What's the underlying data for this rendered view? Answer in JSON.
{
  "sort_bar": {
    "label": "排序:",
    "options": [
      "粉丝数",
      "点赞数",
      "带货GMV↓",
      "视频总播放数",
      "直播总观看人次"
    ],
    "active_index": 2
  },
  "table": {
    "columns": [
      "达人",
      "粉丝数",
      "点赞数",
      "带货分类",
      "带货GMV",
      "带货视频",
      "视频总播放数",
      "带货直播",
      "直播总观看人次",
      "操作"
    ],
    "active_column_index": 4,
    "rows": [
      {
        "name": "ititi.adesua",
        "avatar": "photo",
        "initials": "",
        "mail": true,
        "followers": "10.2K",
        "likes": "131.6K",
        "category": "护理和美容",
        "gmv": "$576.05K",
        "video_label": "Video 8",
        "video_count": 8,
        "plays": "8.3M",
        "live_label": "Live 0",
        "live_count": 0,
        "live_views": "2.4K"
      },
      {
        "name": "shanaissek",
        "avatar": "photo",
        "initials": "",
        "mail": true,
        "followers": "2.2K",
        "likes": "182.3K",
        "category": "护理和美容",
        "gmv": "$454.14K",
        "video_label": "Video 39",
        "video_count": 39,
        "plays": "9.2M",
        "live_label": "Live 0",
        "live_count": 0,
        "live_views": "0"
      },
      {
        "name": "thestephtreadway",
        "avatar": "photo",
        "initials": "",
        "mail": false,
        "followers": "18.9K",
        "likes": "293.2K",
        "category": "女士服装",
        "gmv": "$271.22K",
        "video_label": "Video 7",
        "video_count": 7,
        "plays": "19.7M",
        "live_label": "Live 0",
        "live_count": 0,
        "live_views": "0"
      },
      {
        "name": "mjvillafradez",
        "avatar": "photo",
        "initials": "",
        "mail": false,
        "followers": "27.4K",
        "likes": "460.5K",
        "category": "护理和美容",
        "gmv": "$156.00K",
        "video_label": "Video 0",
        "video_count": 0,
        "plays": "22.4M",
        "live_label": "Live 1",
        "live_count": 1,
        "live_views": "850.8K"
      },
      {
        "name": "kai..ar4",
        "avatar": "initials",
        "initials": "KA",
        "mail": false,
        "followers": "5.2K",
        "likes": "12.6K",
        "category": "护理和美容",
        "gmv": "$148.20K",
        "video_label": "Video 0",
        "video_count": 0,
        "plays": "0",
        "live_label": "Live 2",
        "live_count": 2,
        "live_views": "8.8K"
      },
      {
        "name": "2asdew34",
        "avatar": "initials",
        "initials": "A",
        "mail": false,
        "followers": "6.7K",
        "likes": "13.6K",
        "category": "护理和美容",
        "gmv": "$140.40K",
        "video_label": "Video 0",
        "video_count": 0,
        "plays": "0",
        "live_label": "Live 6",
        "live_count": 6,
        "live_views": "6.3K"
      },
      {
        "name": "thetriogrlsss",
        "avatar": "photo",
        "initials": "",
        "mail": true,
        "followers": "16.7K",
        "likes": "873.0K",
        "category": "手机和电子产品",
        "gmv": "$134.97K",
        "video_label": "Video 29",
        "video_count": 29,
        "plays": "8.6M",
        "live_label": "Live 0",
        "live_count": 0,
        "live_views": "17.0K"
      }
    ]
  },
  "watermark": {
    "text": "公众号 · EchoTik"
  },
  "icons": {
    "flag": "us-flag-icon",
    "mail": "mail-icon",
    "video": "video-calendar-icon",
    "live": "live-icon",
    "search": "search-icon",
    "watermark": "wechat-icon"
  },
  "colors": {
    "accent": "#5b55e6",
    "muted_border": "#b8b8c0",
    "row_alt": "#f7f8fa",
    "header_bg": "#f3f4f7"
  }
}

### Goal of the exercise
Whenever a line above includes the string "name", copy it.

### Written solution
        "name": "ititi.adesua",
        "name": "shanaissek",
        "name": "thestephtreadway",
        "name": "mjvillafradez",
        "name": "kai..ar4",
        "name": "2asdew34",
        "name": "thetriogrlsss",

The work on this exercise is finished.